Lots to see and do in Churchill! The Itsanitaq Museum, formerly known as the Eskimo Museum, is very highly rated for its lovingly curated collection of some of the oldest Inuit artifacts and carvings in the world – all in one room! On a comprehensive Churchill City bus tour, we’ll visit historic Cape Merry Hudson, and the Polar Bear Jail, located in a former aircraft hangar. This is where “bad bears go!” We’ll also visit the 1979 crash site of the Miss Piggy, a Curtiss C-46 aircraft that famously crashed on landing, thankfully with no fatalities. We explore the 1960 Ithaca shipwreck on a seabed just east of Churchill, but at low tide only, please! With Fantasy, you always have options; these optional tours include dog sled and helicopter rides.
Fast food is in a civilization far, far away, and home-cooked meals are the order of the day. We lunch with the locals at Gypsy’s Bakery & Restaurant, and share impressions of the day over dinner at the Tundra Inn every evening.

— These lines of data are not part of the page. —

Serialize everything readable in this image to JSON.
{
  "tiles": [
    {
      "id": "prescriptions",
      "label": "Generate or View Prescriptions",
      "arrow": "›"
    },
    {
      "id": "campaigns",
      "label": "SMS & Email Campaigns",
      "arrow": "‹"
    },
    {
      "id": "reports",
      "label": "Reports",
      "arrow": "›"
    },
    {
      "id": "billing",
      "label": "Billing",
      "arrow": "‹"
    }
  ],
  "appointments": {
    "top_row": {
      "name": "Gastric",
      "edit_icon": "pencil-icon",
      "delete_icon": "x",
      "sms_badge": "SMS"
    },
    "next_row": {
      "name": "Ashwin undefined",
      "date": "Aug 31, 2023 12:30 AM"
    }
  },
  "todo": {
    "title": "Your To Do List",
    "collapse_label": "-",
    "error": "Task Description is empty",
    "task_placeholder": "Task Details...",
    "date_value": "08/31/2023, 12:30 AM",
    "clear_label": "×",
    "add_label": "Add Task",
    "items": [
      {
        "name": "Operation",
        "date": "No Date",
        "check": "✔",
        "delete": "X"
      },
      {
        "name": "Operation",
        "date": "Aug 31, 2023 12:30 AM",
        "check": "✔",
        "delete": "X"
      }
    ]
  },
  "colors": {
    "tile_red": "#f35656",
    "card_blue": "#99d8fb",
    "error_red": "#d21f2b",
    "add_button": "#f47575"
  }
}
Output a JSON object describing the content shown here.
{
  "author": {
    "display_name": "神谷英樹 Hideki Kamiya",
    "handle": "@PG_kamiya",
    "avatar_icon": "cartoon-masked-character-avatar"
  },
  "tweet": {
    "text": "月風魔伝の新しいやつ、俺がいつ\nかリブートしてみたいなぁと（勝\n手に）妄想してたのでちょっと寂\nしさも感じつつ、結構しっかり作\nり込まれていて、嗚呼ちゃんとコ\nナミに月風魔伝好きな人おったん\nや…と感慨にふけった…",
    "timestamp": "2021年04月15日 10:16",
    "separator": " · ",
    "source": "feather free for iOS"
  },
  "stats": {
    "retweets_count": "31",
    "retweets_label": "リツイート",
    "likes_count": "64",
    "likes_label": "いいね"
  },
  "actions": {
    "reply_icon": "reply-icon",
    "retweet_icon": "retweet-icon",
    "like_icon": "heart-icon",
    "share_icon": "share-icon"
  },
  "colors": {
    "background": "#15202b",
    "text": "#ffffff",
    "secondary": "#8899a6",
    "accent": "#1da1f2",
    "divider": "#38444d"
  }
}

But it’s really all about the bears in Churchill. The 1,000 or so resident bears are usually hungry, infinitely entertaining, sometimes unruly but always have the right of way in Churchill. In fact, the number of polar bears passing through Churchill in October far surpasses the number of human inhabitants, and needless to say no one wants to argue with a 1,400-pound, 10-foot bear!
It’s already Day 10, and after breakfast at the Tundra Inn, we take our sack lunches from the hotel and fly Churchill back to Thompson, Manitoba to reunite with our RVs and the RV lifestyle we know and love. Dinner in Thompson tonight!

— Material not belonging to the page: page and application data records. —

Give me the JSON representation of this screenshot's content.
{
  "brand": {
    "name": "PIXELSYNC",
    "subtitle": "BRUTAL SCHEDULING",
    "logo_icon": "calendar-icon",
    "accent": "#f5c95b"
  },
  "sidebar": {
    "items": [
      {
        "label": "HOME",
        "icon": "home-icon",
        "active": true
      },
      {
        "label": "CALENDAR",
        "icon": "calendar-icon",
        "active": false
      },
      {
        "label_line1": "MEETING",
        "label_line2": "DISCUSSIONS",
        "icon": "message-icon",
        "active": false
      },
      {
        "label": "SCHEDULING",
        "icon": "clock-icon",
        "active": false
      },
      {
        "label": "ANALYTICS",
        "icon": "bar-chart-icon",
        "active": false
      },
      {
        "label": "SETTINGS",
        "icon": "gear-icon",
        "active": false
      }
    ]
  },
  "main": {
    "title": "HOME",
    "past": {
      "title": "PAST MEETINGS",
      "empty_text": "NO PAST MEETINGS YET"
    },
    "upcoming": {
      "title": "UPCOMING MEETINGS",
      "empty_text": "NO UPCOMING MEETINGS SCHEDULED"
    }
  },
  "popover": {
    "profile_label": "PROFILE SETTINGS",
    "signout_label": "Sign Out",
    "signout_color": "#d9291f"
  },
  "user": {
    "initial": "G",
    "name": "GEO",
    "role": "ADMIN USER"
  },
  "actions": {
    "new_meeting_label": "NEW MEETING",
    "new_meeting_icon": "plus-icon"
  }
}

We overnight in Fairford, Manitoba on our way to the vibrant capital city of Winnipeg/Iles- Des-Chene, known as the “Gateway to the West.” But we’re not done yet! A guided city tour gives us our bearings beginning with the beautiful Saint Boniface Cathedral, the “Mother Church of Western Canada,” founded in 1818. We visit Assiniboine Park & Garden, 1,100 acres of pure landscaped joy. This sacred green space features 400 acres devoted to English landscape style, a forest, a zoo, a conservatory, a sculpture garden, a miniature railway and an outdoor theatre. (Everything except a “partridge in a pear tree!”) We also visit the magnificent Manitoba Legislative Building, known for its history and architecture.
A fitting closing to our Polar Bear Migration is our Farewell Dinner at Winnipeg’s most famous meeting place on the banks of the mighty Assiniboine and Red rivers. This has been a gathering spot for all people and cultures for more than 6,000 years. After we break camp at our farewell breakfast in the morning, you’ll have time to ponder this amazing journey as you move on to your next RV adventure.

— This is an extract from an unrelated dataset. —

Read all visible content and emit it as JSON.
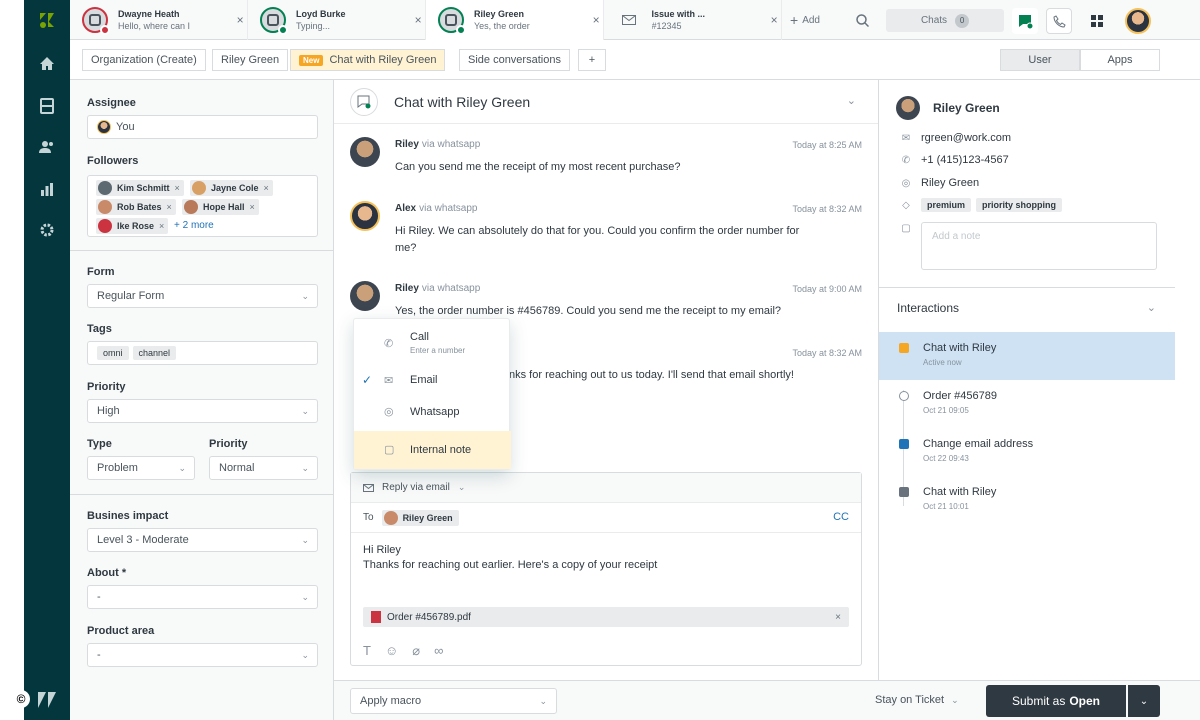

Invitations to meet the rare, precious, and beautiful polar bear in his natural habitat are not easy to get, and by now we know that the most fearsome land predators on the planet aren’t easy to get to since we traveled by RV, train, plane and tundra buggy just to meet them. All arrangements are professionally handled for you by the experienced Fantasy staff.